I’ve been meaning to post about this ever since I saw Jamie’s post on “The SQL Developer Gap”. I couldn’t agree more with what Jamie expressed. Prior to getting into serious BI development, I was primarily an application developer. This was at a time when agile development was becoming very popular. As part of that, refactoring, test driven development, continuous integration, and automated unit testing were becoming accepted as good software engineering practices, and tool support was coming along very quickly.
Then I switched over to BI development in the SQL Server 7 time frame. In a lot of ways, it was like going back to the dark ages. No refactoring support, no automated testing, no concept of builds. Nothing significant changed until SQL Server 2005, when tools like SSIS and SSAS took their first steps toward becoming more “developer friendly” by leveraging Visual Studio to easily integrate into source control and the beginnings of multi-developer support. However, there haven’t really been any improvements in this since 2005. Refactoring, automated testing, automated builds, etc., can all be done, but they are painful and time consuming to set up, and require a fair amount of specialized knowledge to do correctly. In addition, these are all skills that the average BI developer usually doesn’t posses.
To join in Jamie’s rant, this is something that has aggravated me increasingly over the last few years. In many ways, BI is ideally suited to an agile approach and developer tools that increase productivity – requirements shift on the whim of the business, you need to deliver quickly and often, and you need easy mechanisms to confirm that what you are delivering provides the correct results. There are many tasks in developing BI solutions that are repetitive and could be easily automated, if only the tools provided better support for it. And developer productivity using the SQL Server BI tools hasn’t seen a significant increase since 2005.
I’m spending a fair amount of my time these days working in Visual Studio, where I have the luxury of a built in unit testing tool, the capability to switch between visual editing and text editing depending on which makes the most sense, the ability to easily do a diff between two versions in source control, a full undo-redo stack, etc. And I get to use add-ins like ReSharper (a fantastic tool that I can’t recommend enough). It really highlights the difference between developing traditional applications and BI applications these days.
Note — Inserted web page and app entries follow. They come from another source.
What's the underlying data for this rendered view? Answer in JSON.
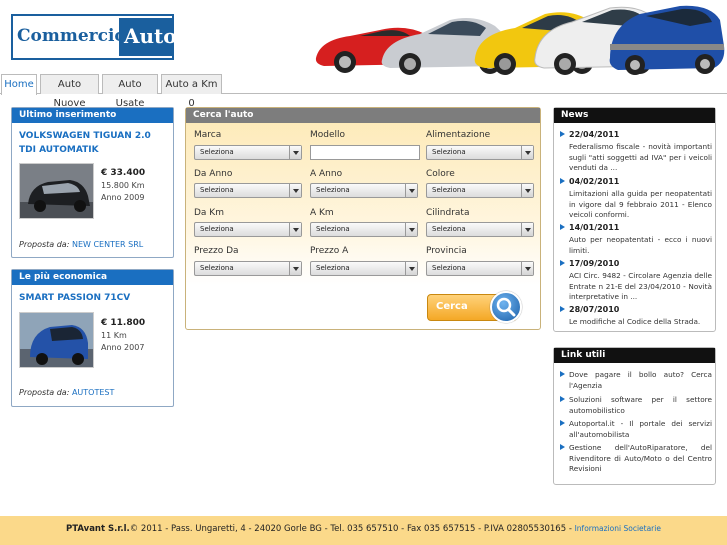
{
  "logo": {
    "word1": "Commercio",
    "word2": "Auto"
  },
  "tabs": [
    {
      "label": "Home"
    },
    {
      "label": "Auto Nuove"
    },
    {
      "label": "Auto Usate"
    },
    {
      "label": "Auto a Km 0"
    }
  ],
  "latest": {
    "heading": "Ultimo inserimento",
    "title": "VOLKSWAGEN TIGUAN 2.0 TDI AUTOMATIK",
    "price": "€ 33.400",
    "km": "15.800 Km",
    "year": "Anno 2009",
    "proposed_label": "Proposta da:",
    "dealer": "NEW CENTER SRL"
  },
  "cheapest": {
    "heading": "Le più economica",
    "title": "SMART PASSION 71CV",
    "price": "€ 11.800",
    "km": "11 Km",
    "year": "Anno 2007",
    "proposed_label": "Proposta da:",
    "dealer": "AUTOTEST"
  },
  "search": {
    "heading": "Cerca l'auto",
    "labels": {
      "marca": "Marca",
      "modello": "Modello",
      "alimentazione": "Alimentazione",
      "da_anno": "Da Anno",
      "a_anno": "A Anno",
      "colore": "Colore",
      "da_km": "Da Km",
      "a_km": "A Km",
      "cilindrata": "Cilindrata",
      "prezzo_da": "Prezzo Da",
      "prezzo_a": "Prezzo A",
      "provincia": "Provincia"
    },
    "select_value": "Seleziona",
    "modello_value": "",
    "button": "Cerca"
  },
  "news": {
    "heading": "News",
    "items": [
      {
        "date": "22/04/2011",
        "text": "Federalismo fiscale - novità importanti sugli \"atti soggetti ad IVA\" per i veicoli venduti da ..."
      },
      {
        "date": "04/02/2011",
        "text": "Limitazioni alla guida per neopatentati in vigore dal 9 febbraio 2011 - Elenco veicoli conformi."
      },
      {
        "date": "14/01/2011",
        "text": "Auto per neopatentati - ecco i nuovi limiti."
      },
      {
        "date": "17/09/2010",
        "text": "ACI Circ. 9482 - Circolare Agenzia delle Entrate n 21-E del 23/04/2010 - Novità interpretative in ..."
      },
      {
        "date": "28/07/2010",
        "text": "Le modifiche al Codice della Strada."
      }
    ]
  },
  "links": {
    "heading": "Link utili",
    "items": [
      "Dove pagare il bollo auto? Cerca l'Agenzia",
      "Soluzioni software per il settore automobilistico",
      "Autoportal.it - Il portale dei servizi all'automobilista",
      "Gestione dell'AutoRiparatore, del Rivenditore di Auto/Moto o del Centro Revisioni"
    ]
  },
  "footer": {
    "company": "PTAvant S.r.l.",
    "text": "© 2011 - Pass. Ungaretti, 4 - 24020 Gorle BG - Tel. 035 657510 - Fax 035 657515 - P.IVA 02805530165 - ",
    "link": "Informazioni Societarie"
  }
}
That’s part of the reason I joined Varigence, where I have the opportunity to actually help developers deliver BI solutions faster and better. Our approach makes it much easier to support the same features that you see in traditional application development tools. I’ve been pretty pleased to see how easy it is for us to add productivity features to our tools – honestly, it makes me wonder why BI developers had to wait this long for these features to be available in the tools we use on a daily basis.